Effect of permissions on viewable content in Reviews - Cloud


Security administrators configure permissions. The permissions that apply to reviewer functionality are:

  • Folder Action Permissions, whose users may be configured to view and act upon content in some folders but not in other folders.
    This affects both the book-level and topic-level content, so it's possible for users in a review to see some topics in a book, but not topics inside a permission-denied folder.
  • Release State Permissions, where users may be configured to view content in certain release states but not in others.

What happens when an assigned reviewer does not have permissions to view content

Tex creates a review of book NEWBOOK, which has five topics to be reviewed.

Action 1: Tex assigns Anne as a mandatory reviewer. Anne has permissions to view these five topics and she has permissions to view the selected release state for the review.

  • When Anne opens Reviews she sees NEWBOOK (5) in the Table Of Contents pane, with the five topics listed beneath it.

Action 2: Tex assigns Manny to the same review, but is unaware that Manny does not have permission to the release state for this review.

  • When Manny opens Reviews, there are no topics listed for him. He realizes that something is wrong and phones Tex, who establishes that this is a release state permissions issue.
  • Tex arranges for Manny to be given permission for the appropriate release state, after which Manny is able to see NEWBOOK (5) in the Table Of Contents pane, with the five topics listed beneath it.

Action 3: Tex assigns Reeve to the same review, but Tex is unaware that Reeve lacks folder permissions to view two of the five topics.

  • When Reeve opens the Review, he sees NEWBOOK (3) with three topics listed.
  • He is unaware that Tex had assigned him to review a further two topics.

What if Tex had assigned Reeve as a mandatory reviewer, requiring Reeve to complete his review before the topics can advance to the next release state? Such a configuration would not stop the review process because the software does not consider Reeve as being committed to his two non-viewable topics.
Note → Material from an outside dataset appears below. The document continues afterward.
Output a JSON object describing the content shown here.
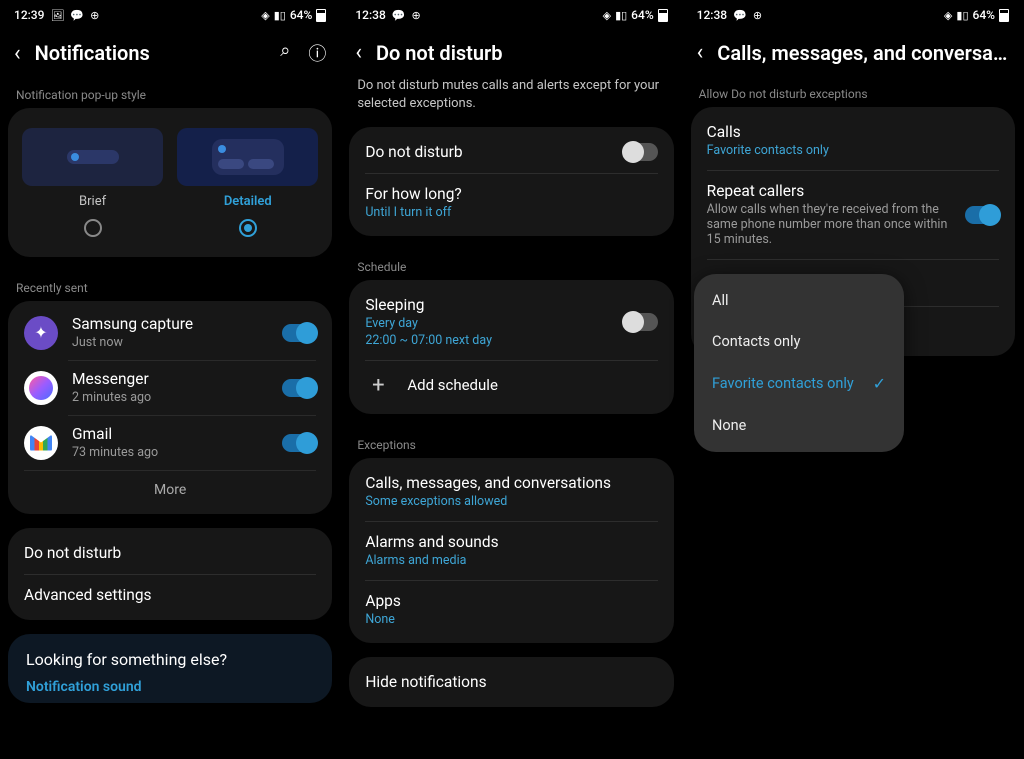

The Table Of Contents (TOC) generated for a given user only includes the items that that user has permissions to see. In Reeve's situation, the software first establishes that Reeve sees only three topic, and then applies the Need To Review requirement to these three topics only.